  • First County Jail Inmate Dies Of COVID Complications

    May 1, 2020

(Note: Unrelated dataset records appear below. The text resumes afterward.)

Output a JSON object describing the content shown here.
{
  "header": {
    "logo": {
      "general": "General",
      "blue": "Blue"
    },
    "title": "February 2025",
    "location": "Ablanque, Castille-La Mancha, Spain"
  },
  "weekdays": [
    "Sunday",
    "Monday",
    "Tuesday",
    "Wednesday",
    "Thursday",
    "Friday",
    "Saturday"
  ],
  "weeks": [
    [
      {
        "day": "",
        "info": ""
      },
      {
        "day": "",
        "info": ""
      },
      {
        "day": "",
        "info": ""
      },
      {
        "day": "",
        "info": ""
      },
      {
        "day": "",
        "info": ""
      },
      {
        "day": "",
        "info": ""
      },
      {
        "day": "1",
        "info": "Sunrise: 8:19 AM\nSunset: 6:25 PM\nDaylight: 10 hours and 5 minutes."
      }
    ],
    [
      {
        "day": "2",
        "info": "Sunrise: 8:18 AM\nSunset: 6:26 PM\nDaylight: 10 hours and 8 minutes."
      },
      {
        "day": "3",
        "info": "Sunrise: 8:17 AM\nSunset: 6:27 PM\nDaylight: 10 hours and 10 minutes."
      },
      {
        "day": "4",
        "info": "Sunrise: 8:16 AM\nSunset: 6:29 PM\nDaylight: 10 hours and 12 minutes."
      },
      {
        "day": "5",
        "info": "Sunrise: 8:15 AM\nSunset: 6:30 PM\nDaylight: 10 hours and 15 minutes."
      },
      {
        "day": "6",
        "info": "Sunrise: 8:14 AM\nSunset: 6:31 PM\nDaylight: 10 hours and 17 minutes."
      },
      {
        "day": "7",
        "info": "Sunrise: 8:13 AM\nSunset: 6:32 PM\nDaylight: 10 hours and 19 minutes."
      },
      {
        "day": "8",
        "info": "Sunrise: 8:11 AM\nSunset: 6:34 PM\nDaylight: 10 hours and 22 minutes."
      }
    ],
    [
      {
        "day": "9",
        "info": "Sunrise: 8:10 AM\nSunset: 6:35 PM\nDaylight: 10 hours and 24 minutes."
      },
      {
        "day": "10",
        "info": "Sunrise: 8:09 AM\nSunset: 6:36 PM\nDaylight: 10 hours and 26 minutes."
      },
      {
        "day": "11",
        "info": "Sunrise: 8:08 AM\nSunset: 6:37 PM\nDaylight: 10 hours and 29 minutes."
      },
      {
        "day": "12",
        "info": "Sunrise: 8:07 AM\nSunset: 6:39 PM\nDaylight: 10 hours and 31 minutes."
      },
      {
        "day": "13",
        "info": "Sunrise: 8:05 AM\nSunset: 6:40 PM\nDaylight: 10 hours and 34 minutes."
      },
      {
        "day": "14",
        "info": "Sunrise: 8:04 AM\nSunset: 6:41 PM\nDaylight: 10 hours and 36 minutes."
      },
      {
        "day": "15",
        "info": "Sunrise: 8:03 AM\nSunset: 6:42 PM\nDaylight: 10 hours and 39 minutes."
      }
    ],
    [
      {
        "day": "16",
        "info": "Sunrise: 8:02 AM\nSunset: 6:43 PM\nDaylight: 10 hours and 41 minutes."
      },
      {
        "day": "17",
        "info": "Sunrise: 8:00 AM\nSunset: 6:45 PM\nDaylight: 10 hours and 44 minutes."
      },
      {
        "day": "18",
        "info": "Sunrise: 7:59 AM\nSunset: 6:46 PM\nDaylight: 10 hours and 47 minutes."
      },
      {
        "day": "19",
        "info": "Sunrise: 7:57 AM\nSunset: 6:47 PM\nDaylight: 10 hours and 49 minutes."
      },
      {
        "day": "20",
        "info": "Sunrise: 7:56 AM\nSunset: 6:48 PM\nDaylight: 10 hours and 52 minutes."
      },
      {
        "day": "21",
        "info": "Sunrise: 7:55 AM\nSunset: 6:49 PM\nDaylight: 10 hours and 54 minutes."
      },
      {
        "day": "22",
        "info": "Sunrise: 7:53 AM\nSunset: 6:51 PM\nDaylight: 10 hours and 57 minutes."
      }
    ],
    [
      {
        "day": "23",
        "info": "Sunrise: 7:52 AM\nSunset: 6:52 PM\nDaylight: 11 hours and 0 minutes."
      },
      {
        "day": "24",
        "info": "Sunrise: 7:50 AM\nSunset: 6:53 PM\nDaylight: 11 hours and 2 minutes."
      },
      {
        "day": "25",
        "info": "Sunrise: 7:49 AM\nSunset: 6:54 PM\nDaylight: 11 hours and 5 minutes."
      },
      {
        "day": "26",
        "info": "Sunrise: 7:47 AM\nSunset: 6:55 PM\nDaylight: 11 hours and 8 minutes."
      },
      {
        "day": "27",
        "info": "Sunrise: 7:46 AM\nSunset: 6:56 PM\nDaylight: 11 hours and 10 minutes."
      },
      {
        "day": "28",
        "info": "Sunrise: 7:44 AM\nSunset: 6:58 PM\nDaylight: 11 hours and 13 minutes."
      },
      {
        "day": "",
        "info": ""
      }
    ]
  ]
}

    A prisoner in the Middleton House of Correction become Massachusetts' first county jail inmate to die of COVID-related causes, heightening concerns among advocates that not enough is being done to reduce incarcerated populations, test inmates or prevent the spread in the state penal system. Essex County Sheriff Kevin Coppinger said Thursday that the 41-year-old prisoner died Wednesday, was one of 60 in his facilities to have tested positive for the virus. The prisoner — whose name was not released — had other health issues and had been incarcerated in the jail since Feb. 18, county officials said...Mostly, advocates hope to see the governor and state Parole Board do more to release prisoners. In early April the state Supreme Judicial Court ruled that inmates who are awaiting trial and not charged with certain violent, serious offenses can seek release with a presumption that they we will be let go unless they are considered to be an “unreasonable danger” or a flight risk. The court also urged the state Department of Correction and the Parole Board to expedite parole hearings and increase the release of prisoners already approved for parole and those nearing the end of their sentences. Since then, there have been 654 prisoners released pursuant to the ruling, according to the ACLU data tracker. Only 15 of those were released from the state prison system. Katy Naples-Mitchell, a legal fellow at the Charles Hamilton Houston Institute for Race and Justice at Harvard Law School, says she’s watching the number of cases rise with concern. “We are watching a pretty rapidly moving disaster,’’ she said. “It’s impossible to contain a virus like this inside.”